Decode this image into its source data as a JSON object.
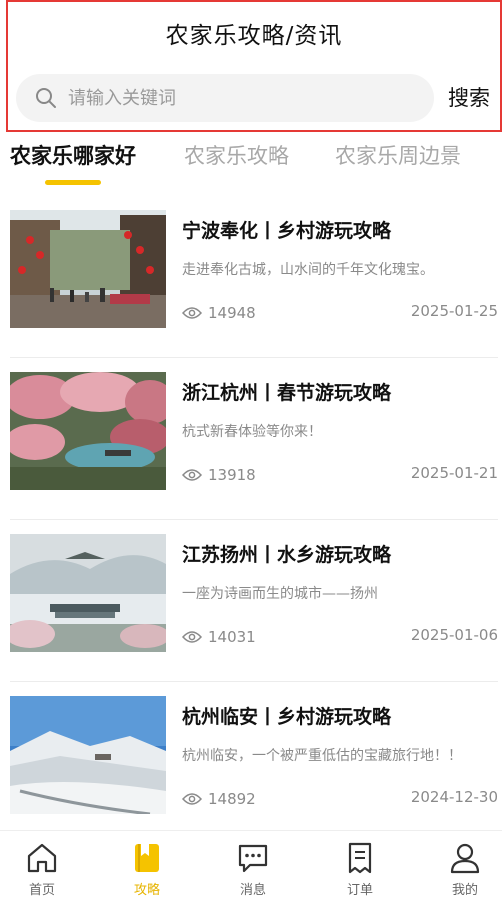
{
  "header": {
    "title": "农家乐攻略/资讯",
    "search_placeholder": "请输入关键词",
    "search_button": "搜索"
  },
  "tabs": [
    {
      "label": "农家乐哪家好",
      "active": true
    },
    {
      "label": "农家乐攻略",
      "active": false
    },
    {
      "label": "农家乐周边景",
      "active": false
    }
  ],
  "articles": [
    {
      "title": "宁波奉化丨乡村游玩攻略",
      "desc": "走进奉化古城，山水间的千年文化瑰宝。",
      "views": "14948",
      "date": "2025-01-25",
      "image": "old-town-street-with-red-lanterns"
    },
    {
      "title": "浙江杭州丨春节游玩攻略",
      "desc": "杭式新春体验等你来！",
      "views": "13918",
      "date": "2025-01-21",
      "image": "plum-blossom-garden-with-pond"
    },
    {
      "title": "江苏扬州丨水乡游玩攻略",
      "desc": "一座为诗画而生的城市——扬州",
      "views": "14031",
      "date": "2025-01-06",
      "image": "misty-lake-pavilion"
    },
    {
      "title": "杭州临安丨乡村游玩攻略",
      "desc": "杭州临安，一个被严重低估的宝藏旅行地！！",
      "views": "14892",
      "date": "2024-12-30",
      "image": "snowy-mountain-village"
    }
  ],
  "tabbar": [
    {
      "label": "首页",
      "icon": "home-icon",
      "active": false
    },
    {
      "label": "攻略",
      "icon": "guide-book-icon",
      "active": true
    },
    {
      "label": "消息",
      "icon": "message-icon",
      "active": false
    },
    {
      "label": "订单",
      "icon": "order-icon",
      "active": false
    },
    {
      "label": "我的",
      "icon": "user-icon",
      "active": false
    }
  ],
  "colors": {
    "accent": "#f5c300",
    "active_label": "#e7b400",
    "highlight_border": "#e53935"
  }
}
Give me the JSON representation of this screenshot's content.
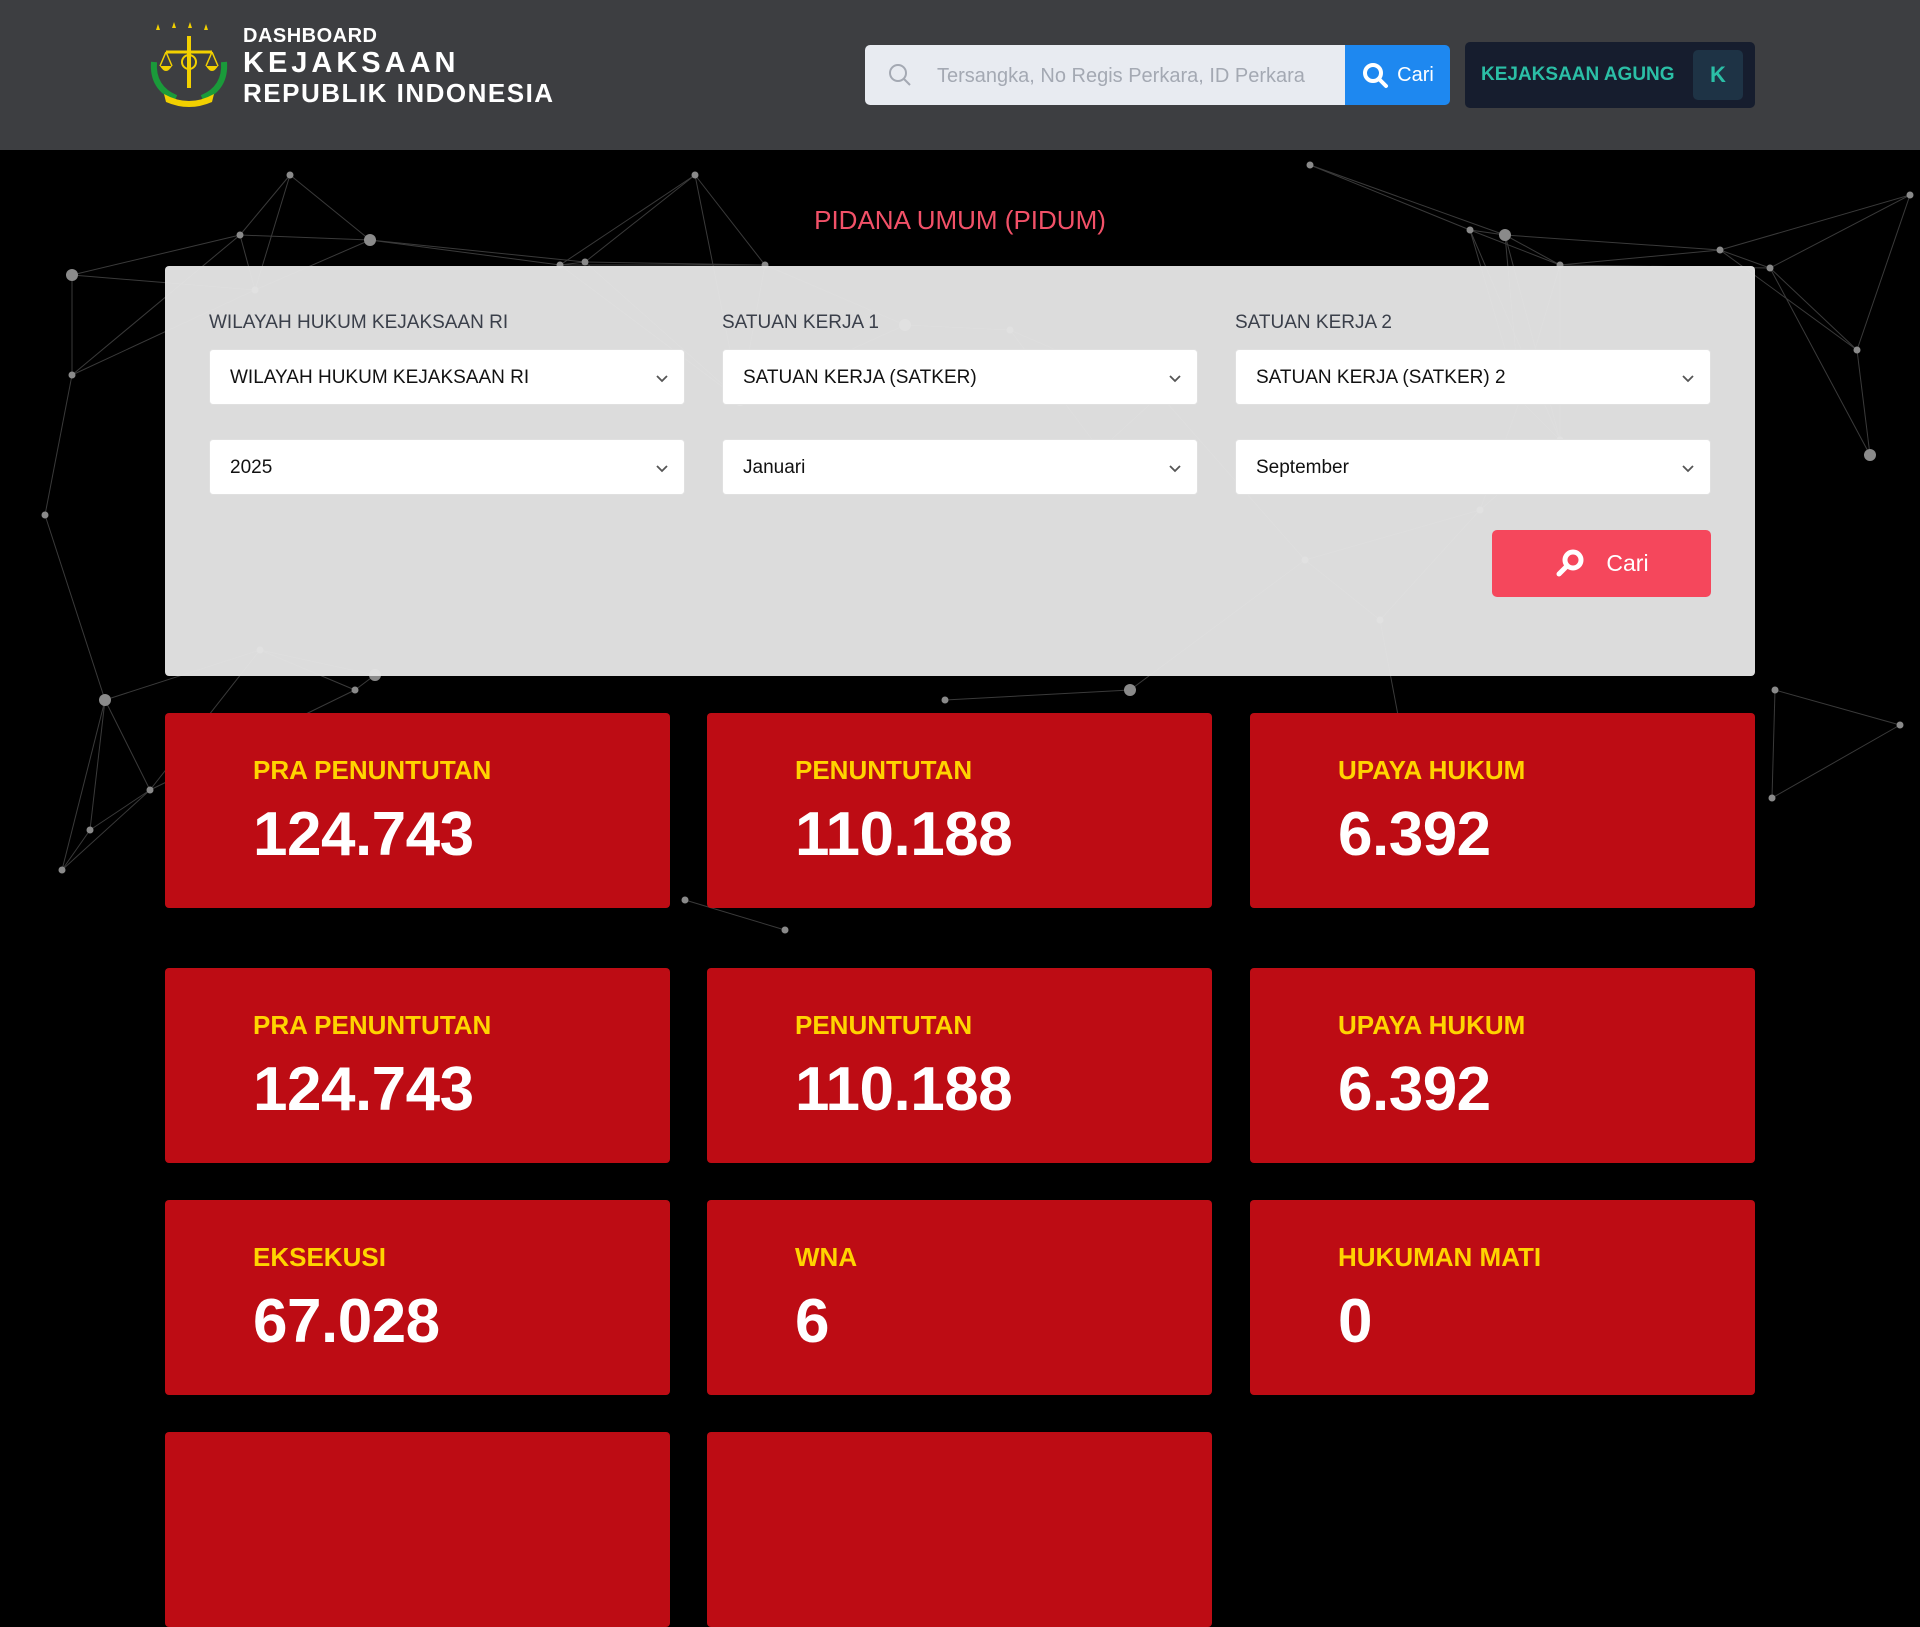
{
  "header": {
    "brand_line1": "DASHBOARD",
    "brand_line2": "KEJAKSAAN",
    "brand_line3": "REPUBLIK INDONESIA",
    "search_placeholder": "Tersangka, No Regis Perkara, ID Perkara",
    "search_button_label": "Cari",
    "user_name": "KEJAKSAAN AGUNG",
    "user_initial": "K"
  },
  "section_title": "PIDANA UMUM (PIDUM)",
  "filters": {
    "labels": [
      "WILAYAH HUKUM KEJAKSAAN RI",
      "SATUAN KERJA 1",
      "SATUAN KERJA 2"
    ],
    "row1": [
      "WILAYAH HUKUM KEJAKSAAN RI",
      "SATUAN KERJA (SATKER)",
      "SATUAN KERJA (SATKER) 2"
    ],
    "row2": [
      "2025",
      "Januari",
      "September"
    ],
    "search_button_label": "Cari"
  },
  "stats": {
    "group1": [
      {
        "label": "PRA PENUNTUTAN",
        "value": "124.743"
      },
      {
        "label": "PENUNTUTAN",
        "value": "110.188"
      },
      {
        "label": "UPAYA HUKUM",
        "value": "6.392"
      }
    ],
    "group2": [
      {
        "label": "PRA PENUNTUTAN",
        "value": "124.743"
      },
      {
        "label": "PENUNTUTAN",
        "value": "110.188"
      },
      {
        "label": "UPAYA HUKUM",
        "value": "6.392"
      },
      {
        "label": "EKSEKUSI",
        "value": "67.028"
      },
      {
        "label": "WNA",
        "value": "6"
      },
      {
        "label": "HUKUMAN MATI",
        "value": "0"
      }
    ]
  },
  "colors": {
    "header_bg": "#3d3e41",
    "card_bg": "#bd0c14",
    "card_label": "#ffd400",
    "accent_pink": "#f5475c",
    "search_blue": "#1e88f0",
    "user_teal": "#2bbfa6"
  }
}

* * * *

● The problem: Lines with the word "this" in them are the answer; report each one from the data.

● Exercise response:
Decode this image into its source data as a JSON object.
Give me the JSON representation of this screenshot's content.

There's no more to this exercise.